    http://www.moneysavingexpert.com/family/free-cheap-wills

    on the various options, including the Which? scheme, charities (you don't have to give them a donation), and how to find a cheap solicitor. "Mirror wills" for you and your partner are often not much more than a single wills.

    Having said that, intellectual property like copyrights isn't entirely straightforward, so at the very least I'd suggest reading the SoA's leaflet: if what you want to do is straightforward, a decent solicitor could no doubt write a straight-forward paragraph setting out what you want.
  • Re: Who gets your stories when you die? Are they the right person?
    by calliaphone at 23:05 on 10 January 2014
    That is super helpful, thanks Emma!
  • Re: Who gets your stories when you die? Are they the right person?
    by Alex29 at 07:09 on 11 January 2014

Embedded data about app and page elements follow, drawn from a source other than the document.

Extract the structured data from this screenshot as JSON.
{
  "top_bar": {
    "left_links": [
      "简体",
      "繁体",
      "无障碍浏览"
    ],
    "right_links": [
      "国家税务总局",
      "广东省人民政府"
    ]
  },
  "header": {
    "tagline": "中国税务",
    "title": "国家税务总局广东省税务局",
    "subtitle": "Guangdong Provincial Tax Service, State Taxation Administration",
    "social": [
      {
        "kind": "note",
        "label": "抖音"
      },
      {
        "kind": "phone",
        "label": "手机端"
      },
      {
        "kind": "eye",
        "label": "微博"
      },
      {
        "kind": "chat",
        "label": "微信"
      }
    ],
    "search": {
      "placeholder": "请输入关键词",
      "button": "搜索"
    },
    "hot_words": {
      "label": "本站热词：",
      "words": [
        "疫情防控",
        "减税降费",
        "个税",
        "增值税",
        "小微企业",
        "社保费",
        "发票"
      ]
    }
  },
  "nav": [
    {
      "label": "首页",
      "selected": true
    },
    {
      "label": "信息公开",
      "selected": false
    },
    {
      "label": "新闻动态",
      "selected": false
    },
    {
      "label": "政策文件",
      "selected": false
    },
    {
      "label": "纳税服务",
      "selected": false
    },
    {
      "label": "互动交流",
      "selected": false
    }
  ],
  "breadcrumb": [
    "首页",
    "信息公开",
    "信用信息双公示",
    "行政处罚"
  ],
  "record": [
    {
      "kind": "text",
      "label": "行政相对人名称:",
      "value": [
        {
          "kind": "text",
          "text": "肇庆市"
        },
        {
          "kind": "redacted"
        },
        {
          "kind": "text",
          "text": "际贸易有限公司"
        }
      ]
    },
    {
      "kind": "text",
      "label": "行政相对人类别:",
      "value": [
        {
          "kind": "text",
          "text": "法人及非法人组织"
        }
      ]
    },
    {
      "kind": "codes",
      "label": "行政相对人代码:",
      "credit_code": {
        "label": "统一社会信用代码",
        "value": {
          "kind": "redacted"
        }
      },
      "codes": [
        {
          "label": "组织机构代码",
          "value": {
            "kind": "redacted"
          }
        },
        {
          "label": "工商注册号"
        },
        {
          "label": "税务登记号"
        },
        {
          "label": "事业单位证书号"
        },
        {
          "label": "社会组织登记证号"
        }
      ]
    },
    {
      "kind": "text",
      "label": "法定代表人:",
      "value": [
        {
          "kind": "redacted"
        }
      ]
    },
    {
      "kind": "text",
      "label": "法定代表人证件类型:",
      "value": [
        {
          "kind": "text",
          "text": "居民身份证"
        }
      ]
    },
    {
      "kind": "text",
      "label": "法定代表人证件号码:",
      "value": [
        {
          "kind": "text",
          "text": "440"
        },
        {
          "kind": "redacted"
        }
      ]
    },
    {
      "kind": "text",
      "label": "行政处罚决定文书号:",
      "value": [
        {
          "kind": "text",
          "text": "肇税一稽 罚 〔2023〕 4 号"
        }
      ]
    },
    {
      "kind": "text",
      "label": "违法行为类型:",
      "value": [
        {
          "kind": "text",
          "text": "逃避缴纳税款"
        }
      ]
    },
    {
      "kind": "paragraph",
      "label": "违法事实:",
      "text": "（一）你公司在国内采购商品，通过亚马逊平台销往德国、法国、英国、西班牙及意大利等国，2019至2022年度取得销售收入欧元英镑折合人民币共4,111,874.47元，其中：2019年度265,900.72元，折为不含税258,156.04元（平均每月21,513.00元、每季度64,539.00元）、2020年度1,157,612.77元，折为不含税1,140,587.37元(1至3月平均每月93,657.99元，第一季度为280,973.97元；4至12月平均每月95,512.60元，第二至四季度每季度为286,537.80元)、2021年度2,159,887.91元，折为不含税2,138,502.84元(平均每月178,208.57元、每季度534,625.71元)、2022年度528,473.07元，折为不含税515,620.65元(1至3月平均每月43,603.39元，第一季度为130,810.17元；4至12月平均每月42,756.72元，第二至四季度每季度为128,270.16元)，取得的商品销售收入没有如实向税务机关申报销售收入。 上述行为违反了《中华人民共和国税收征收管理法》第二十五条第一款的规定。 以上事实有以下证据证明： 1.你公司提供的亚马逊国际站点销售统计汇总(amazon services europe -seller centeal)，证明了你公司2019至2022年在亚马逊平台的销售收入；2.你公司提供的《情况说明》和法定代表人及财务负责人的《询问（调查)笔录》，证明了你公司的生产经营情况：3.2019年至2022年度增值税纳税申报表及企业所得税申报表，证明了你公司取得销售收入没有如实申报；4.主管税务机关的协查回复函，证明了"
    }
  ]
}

    Am surprised your Solicitor didn't do Wills they are bread and butter stuff. Not usually too expensive either and some do fixed rate deals  or even free offers and the first consultation is often free as well- ours handed over a load of bumph which we took away and read and it walked us through the forms there was little face to face contact we took it back went through it they reproduced the stuff and we signed it. As usual with these things the admin can be slow in some firms- it is probably just me but I prefer to deal local and small with Solicitors one I can actually grab the person who is doing the task - when they write it for you watch that the tone and intention IS clear - it may not mean much to the person doing the typing as they are unlikely to have been at the face to face - I think I had ours done twice in the end! As our contains detail of some difficult choices regarding much loved pets and animals it was quite hard to sign which I wasn't expecting  Good Luck MC
    Edited by Alex29 at 07:16:00 on 11 January 2014